(Brief): Please reproduce the full listing exactly, with nothing added.

(Entries shown):
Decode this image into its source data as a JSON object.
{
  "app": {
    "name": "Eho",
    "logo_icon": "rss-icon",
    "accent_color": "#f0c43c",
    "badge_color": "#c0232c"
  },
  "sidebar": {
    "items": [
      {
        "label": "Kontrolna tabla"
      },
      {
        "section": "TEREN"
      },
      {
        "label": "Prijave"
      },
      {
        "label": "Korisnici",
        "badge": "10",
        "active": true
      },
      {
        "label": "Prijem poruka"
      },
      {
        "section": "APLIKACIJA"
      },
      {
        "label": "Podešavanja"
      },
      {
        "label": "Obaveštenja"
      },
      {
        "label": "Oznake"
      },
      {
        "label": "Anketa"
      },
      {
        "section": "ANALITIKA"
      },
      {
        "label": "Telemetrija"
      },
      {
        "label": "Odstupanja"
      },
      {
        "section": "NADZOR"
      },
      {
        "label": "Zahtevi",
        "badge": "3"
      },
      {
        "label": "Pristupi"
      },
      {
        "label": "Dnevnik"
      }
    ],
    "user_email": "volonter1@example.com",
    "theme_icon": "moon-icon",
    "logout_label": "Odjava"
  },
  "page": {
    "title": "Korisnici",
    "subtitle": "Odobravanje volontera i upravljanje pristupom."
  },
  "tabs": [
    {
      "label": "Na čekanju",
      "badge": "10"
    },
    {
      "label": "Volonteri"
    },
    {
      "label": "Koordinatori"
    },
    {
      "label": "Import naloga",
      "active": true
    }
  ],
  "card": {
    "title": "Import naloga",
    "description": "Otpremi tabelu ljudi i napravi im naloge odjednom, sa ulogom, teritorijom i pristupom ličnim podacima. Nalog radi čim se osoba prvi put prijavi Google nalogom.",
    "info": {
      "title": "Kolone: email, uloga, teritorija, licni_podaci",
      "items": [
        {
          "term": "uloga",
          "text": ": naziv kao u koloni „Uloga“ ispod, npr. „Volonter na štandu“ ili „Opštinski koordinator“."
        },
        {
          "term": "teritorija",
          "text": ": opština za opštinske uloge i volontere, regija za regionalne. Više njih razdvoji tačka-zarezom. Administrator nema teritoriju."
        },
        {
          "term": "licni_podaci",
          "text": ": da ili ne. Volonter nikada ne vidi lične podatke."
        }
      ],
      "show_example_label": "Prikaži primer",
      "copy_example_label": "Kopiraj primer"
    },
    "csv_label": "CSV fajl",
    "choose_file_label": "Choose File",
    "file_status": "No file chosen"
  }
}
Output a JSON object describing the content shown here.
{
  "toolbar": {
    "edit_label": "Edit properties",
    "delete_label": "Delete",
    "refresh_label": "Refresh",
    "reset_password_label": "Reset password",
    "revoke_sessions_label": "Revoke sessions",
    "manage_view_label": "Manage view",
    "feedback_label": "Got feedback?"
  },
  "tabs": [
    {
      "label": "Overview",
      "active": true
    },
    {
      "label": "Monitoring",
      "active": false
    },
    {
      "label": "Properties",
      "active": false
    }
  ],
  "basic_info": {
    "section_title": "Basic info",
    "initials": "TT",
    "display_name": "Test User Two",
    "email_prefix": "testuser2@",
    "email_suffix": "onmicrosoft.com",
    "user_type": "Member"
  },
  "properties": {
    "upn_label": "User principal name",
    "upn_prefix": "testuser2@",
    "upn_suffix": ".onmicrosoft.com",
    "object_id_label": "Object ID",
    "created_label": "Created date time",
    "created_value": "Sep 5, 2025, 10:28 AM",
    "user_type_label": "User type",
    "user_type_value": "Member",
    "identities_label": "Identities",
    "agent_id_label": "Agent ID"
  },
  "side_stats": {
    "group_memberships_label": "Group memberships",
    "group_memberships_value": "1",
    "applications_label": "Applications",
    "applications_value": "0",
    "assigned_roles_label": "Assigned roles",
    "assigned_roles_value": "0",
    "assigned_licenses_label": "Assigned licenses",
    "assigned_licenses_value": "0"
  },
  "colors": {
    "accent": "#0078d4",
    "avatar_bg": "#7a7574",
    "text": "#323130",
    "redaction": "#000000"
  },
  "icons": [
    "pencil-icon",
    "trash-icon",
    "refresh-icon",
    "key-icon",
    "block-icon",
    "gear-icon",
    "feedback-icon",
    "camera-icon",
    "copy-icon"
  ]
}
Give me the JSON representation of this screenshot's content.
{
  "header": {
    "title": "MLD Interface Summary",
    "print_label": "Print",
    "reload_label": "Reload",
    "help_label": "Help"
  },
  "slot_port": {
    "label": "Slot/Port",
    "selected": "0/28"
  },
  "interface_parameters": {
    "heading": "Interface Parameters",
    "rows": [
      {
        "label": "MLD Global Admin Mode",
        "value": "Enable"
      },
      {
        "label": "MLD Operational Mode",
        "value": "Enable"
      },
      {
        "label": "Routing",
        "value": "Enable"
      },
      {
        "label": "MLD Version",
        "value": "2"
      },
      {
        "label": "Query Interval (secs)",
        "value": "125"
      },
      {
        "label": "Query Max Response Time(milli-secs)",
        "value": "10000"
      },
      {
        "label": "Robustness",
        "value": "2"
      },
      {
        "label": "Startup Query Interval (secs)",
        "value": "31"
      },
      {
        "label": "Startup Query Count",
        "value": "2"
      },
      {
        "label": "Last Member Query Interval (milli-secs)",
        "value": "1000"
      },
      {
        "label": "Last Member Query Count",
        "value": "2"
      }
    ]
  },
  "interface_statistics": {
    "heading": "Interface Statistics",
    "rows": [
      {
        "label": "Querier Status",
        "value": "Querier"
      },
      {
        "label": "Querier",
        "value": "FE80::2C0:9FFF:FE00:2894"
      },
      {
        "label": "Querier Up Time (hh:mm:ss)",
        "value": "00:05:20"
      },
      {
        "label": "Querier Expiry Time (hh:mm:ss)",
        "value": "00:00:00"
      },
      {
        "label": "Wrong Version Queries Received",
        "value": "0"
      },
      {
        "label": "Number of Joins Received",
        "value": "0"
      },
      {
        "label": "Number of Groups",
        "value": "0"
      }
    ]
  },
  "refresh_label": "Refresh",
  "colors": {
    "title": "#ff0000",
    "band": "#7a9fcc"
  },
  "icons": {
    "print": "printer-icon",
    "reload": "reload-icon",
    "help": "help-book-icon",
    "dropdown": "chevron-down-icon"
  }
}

(Solution to the exercise):
Decode this image into its source data as a JSON object.
{
  "app": {
    "name": "Eho",
    "logo_icon": "rss-icon",
    "accent_color": "#f0c43c",
    "badge_color": "#c0232c"
  },
  "sidebar": {
    "items": [
      {
        "label": "Kontrolna tabla"
      },
      {
        "section": "TEREN"
      },
      {
        "label": "Prijave"
      },
      {
        "label": "Korisnici",
        "badge": "10",
        "active": true
      },
      {
        "label": "Prijem poruka"
      },
      {
        "section": "APLIKACIJA"
      },
      {
        "label": "Podešavanja"
      },
      {
        "label": "Obaveštenja"
      },
      {
        "label": "Oznake"
      },
      {
        "label": "Anketa"
      },
      {
        "section": "ANALITIKA"
      },
      {
        "label": "Telemetrija"
      },
      {
        "label": "Odstupanja"
      },
      {
        "section": "NADZOR"
      },
      {
        "label": "Zahtevi",
        "badge": "3"
      },
      {
        "label": "Pristupi"
      },
      {
        "label": "Dnevnik"
      }
    ],
    "user_email": "volonter1@example.com",
    "theme_icon": "moon-icon",
    "logout_label": "Odjava"
  },
  "page": {
    "title": "Korisnici",
    "subtitle": "Odobravanje volontera i upravljanje pristupom."
  },
  "tabs": [
    {
      "label": "Na čekanju",
      "badge": "10"
    },
    {
      "label": "Volonteri"
    },
    {
      "label": "Koordinatori"
    },
    {
      "label": "Import naloga",
      "active": true
    }
  ],
  "card": {
    "title": "Import naloga",
    "description": "Otpremi tabelu ljudi i napravi im naloge odjednom, sa ulogom, teritorijom i pristupom ličnim podacima. Nalog radi čim se osoba prvi put prijavi Google nalogom.",
    "info": {
      "title": "Kolone: email, uloga, teritorija, licni_podaci",
      "items": [
        {
          "term": "uloga",
          "text": ": naziv kao u koloni „Uloga“ ispod, npr. „Volonter na štandu“ ili „Opštinski koordinator“."
        },
        {
          "term": "teritorija",
          "text": ": opština za opštinske uloge i volontere, regija za regionalne. Više njih razdvoji tačka-zarezom. Administrator nema teritoriju."
        },
        {
          "term": "licni_podaci",
          "text": ": da ili ne. Volonter nikada ne vidi lične podatke."
        }
      ],
      "show_example_label": "Prikaži primer",
      "copy_example_label": "Kopiraj primer"
    },
    "csv_label": "CSV fajl",
    "choose_file_label": "Choose File",
    "file_status": "No file chosen"
  }
}
Output a JSON object describing the content shown here.
{
  "toolbar": {
    "edit_label": "Edit properties",
    "delete_label": "Delete",
    "refresh_label": "Refresh",
    "reset_password_label": "Reset password",
    "revoke_sessions_label": "Revoke sessions",
    "manage_view_label": "Manage view",
    "feedback_label": "Got feedback?"
  },
  "tabs": [
    {
      "label": "Overview",
      "active": true
    },
    {
      "label": "Monitoring",
      "active": false
    },
    {
      "label": "Properties",
      "active": false
    }
  ],
  "basic_info": {
    "section_title": "Basic info",
    "initials": "TT",
    "display_name": "Test User Two",
    "email_prefix": "testuser2@",
    "email_suffix": "onmicrosoft.com",
    "user_type": "Member"
  },
  "properties": {
    "upn_label": "User principal name",
    "upn_prefix": "testuser2@",
    "upn_suffix": ".onmicrosoft.com",
    "object_id_label": "Object ID",
    "created_label": "Created date time",
    "created_value": "Sep 5, 2025, 10:28 AM",
    "user_type_label": "User type",
    "user_type_value": "Member",
    "identities_label": "Identities",
    "agent_id_label": "Agent ID"
  },
  "side_stats": {
    "group_memberships_label": "Group memberships",
    "group_memberships_value": "1",
    "applications_label": "Applications",
    "applications_value": "0",
    "assigned_roles_label": "Assigned roles",
    "assigned_roles_value": "0",
    "assigned_licenses_label": "Assigned licenses",
    "assigned_licenses_value": "0"
  },
  "colors": {
    "accent": "#0078d4",
    "avatar_bg": "#7a7574",
    "text": "#323130",
    "redaction": "#000000"
  },
  "icons": [
    "pencil-icon",
    "trash-icon",
    "refresh-icon",
    "key-icon",
    "block-icon",
    "gear-icon",
    "feedback-icon",
    "camera-icon",
    "copy-icon"
  ]
}
Give me the JSON representation of this screenshot's content.
{
  "header": {
    "title": "MLD Interface Summary",
    "print_label": "Print",
    "reload_label": "Reload",
    "help_label": "Help"
  },
  "slot_port": {
    "label": "Slot/Port",
    "selected": "0/28"
  },
  "interface_parameters": {
    "heading": "Interface Parameters",
    "rows": [
      {
        "label": "MLD Global Admin Mode",
        "value": "Enable"
      },
      {
        "label": "MLD Operational Mode",
        "value": "Enable"
      },
      {
        "label": "Routing",
        "value": "Enable"
      },
      {
        "label": "MLD Version",
        "value": "2"
      },
      {
        "label": "Query Interval (secs)",
        "value": "125"
      },
      {
        "label": "Query Max Response Time(milli-secs)",
        "value": "10000"
      },
      {
        "label": "Robustness",
        "value": "2"
      },
      {
        "label": "Startup Query Interval (secs)",
        "value": "31"
      },
      {
        "label": "Startup Query Count",
        "value": "2"
      },
      {
        "label": "Last Member Query Interval (milli-secs)",
        "value": "1000"
      },
      {
        "label": "Last Member Query Count",
        "value": "2"
      }
    ]
  },
  "interface_statistics": {
    "heading": "Interface Statistics",
    "rows": [
      {
        "label": "Querier Status",
        "value": "Querier"
      },
      {
        "label": "Querier",
        "value": "FE80::2C0:9FFF:FE00:2894"
      },
      {
        "label": "Querier Up Time (hh:mm:ss)",
        "value": "00:05:20"
      },
      {
        "label": "Querier Expiry Time (hh:mm:ss)",
        "value": "00:00:00"
      },
      {
        "label": "Wrong Version Queries Received",
        "value": "0"
      },
      {
        "label": "Number of Joins Received",
        "value": "0"
      },
      {
        "label": "Number of Groups",
        "value": "0"
      }
    ]
  },
  "refresh_label": "Refresh",
  "colors": {
    "title": "#ff0000",
    "band": "#7a9fcc"
  },
  "icons": {
    "print": "printer-icon",
    "reload": "reload-icon",
    "help": "help-book-icon",
    "dropdown": "chevron-down-icon"
  }
}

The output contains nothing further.